“Once, in a dry season,” Didion writes, “I wrote in large letters across two pages of a notebook that innocence ends when one is stripped of the delusion that one likes oneself.”
In the months before I discovered the essay, I had begun to feel as though I was looking out at the world from someone else’s eyes. That spring, which saw the onset of COVID-19 and long bouts of quarantine, I was lost, disconnected from my internal dialogue, and stuck in a haze of doubt and insecurity. By the time I got around to reading the article toward the end of July, I felt somewhat like a stranger to myself.
Didion coolly refers to this phenomenon as “self-alienation,” a problem of misplaced self-respect, the makings of which, she says, have nothing to do with the approval of others but instead lie “in that devastatingly well-lit back alley where one keeps assignations with oneself.” To have self-respect, “that sense of one’s intrinsic worth[,] … is potentially to have everything: the ability to discriminate, to love and to remain indifferent.” To live without it, she contends, is to live trapped inside a mind perpetually at war with itself — “one eventually discovers the final turn of the screw: one runs away to find oneself, and finds no one at home.”
That summer, Joan Didion taught me that self-respect is about taking responsibility for one’s own life. Having it doesn’t necessarily mean you’re always a good person, kept sheltered in some “unblighted Eden,” but it means you have the courage to accept your missteps and the wherewithal to move past them. “It has nothing to do with the face of things,” she advises, “but concerns instead a separate peace, a private reconciliation.” For someone struggling to connect with themselves, this felt revolutionary.

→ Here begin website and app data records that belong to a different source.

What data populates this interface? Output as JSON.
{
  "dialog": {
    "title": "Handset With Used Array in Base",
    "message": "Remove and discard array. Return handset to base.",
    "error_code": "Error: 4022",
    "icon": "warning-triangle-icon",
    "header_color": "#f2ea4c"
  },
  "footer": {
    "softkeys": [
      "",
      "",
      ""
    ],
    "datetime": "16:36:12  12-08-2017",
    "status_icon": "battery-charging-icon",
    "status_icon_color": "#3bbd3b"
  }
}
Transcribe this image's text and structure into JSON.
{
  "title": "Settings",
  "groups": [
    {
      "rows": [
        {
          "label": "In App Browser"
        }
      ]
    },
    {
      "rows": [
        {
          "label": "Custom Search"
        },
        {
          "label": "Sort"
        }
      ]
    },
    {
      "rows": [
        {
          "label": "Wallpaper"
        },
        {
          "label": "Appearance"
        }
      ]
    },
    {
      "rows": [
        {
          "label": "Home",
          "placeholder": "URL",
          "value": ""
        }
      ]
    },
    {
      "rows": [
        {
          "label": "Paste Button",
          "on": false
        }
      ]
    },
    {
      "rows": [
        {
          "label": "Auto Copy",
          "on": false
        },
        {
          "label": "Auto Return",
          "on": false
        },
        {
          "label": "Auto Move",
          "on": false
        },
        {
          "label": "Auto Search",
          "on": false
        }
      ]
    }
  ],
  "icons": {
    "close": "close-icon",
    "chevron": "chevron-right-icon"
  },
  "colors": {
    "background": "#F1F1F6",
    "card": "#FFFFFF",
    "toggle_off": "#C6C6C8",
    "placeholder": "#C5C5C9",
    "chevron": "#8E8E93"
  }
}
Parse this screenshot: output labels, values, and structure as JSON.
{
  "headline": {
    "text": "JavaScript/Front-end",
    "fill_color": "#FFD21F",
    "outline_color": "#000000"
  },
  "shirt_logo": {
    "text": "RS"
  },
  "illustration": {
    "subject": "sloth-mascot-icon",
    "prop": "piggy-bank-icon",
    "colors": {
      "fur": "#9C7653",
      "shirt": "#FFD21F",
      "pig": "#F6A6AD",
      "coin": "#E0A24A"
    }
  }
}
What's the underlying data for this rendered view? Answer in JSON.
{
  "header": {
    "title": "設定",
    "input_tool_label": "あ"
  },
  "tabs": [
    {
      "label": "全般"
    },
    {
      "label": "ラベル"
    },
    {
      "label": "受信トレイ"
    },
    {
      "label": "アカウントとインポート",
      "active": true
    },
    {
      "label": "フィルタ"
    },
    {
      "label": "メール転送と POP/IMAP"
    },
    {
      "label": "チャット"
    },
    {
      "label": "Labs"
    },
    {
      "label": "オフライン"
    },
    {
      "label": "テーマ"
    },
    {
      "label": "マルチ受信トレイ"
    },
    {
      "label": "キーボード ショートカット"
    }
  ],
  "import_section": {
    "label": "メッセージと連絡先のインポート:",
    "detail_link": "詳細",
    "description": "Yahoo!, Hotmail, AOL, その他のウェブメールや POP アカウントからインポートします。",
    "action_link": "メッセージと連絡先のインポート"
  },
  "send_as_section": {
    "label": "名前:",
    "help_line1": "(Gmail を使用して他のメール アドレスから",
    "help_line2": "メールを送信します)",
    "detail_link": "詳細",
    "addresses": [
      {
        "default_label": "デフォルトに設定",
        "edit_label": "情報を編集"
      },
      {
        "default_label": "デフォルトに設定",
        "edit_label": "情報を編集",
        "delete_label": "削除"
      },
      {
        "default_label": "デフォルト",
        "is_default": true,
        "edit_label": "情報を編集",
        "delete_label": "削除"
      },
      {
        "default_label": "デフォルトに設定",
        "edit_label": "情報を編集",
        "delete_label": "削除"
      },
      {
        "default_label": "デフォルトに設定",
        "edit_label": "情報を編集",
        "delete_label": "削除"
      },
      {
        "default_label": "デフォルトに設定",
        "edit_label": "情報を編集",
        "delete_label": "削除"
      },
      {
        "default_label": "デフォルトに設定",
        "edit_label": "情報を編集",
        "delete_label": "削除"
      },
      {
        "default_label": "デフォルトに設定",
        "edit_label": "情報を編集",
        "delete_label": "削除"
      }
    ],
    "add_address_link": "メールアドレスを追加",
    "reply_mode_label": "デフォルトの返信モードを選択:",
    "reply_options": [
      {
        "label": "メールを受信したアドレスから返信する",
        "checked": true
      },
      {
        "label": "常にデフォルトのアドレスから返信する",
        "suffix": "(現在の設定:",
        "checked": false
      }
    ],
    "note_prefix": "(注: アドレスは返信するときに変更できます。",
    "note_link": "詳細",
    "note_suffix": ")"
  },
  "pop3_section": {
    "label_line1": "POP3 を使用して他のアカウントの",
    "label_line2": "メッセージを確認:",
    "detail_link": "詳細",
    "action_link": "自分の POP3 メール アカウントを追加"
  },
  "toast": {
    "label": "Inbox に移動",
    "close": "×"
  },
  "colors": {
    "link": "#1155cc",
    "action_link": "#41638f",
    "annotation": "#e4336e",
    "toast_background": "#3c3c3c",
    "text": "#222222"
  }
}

Throughout her career, Didion wrote of her emotions and opinions with an unfeeling journalistic distance, interrogating her own questions rather than validating her experiences. In Didion’s 1976 essay “Why I Write,” a title taken from George Orwell’s 1946 piece of the same name, she says, “I write entirely to find out what I’m thinking, what I’m looking at, what I see and what it means.”
Didion wrote to sew herself up again; to make sense of her own perspective. She wrote to keep in touch with herself; to dissect her feelings and fears. In her most recent memoir, Blue Nights, she deals with the loss of her daughter — only two years after the loss of her husband — with the same sympathy she dealt with any other subject. Always the reporter, she writes in constant defiance of the easy answer, the immediate virtue. She was interested, as author Zadie Smith argues, in what was just “beneath the seemingly rational or ideological topsoil.”
She begins “Why I Write” with a discussion of the word “I.” The act of writing is “the act of saying I,” she says, “of imposing oneself upon other people, of saying listen to me, see it my way, change your mind.” There is something unsettling in her authority, something so palpably powerful. In one of the following lines, she refers to herself as a “secret bully,” guiding her readers eagerly and firmly through their own subconscious thoughts.
She understood that her own fear and alienation were symptoms of a changing American identity, a change she deemed worth investigating. She made meaning from despair, grief, and chaos, communicating the essential through the meaningless.
Didion countered my objections in every sentence and convinced me of truths I’d yet to acknowledge, let alone accept. Her words will stay with me always.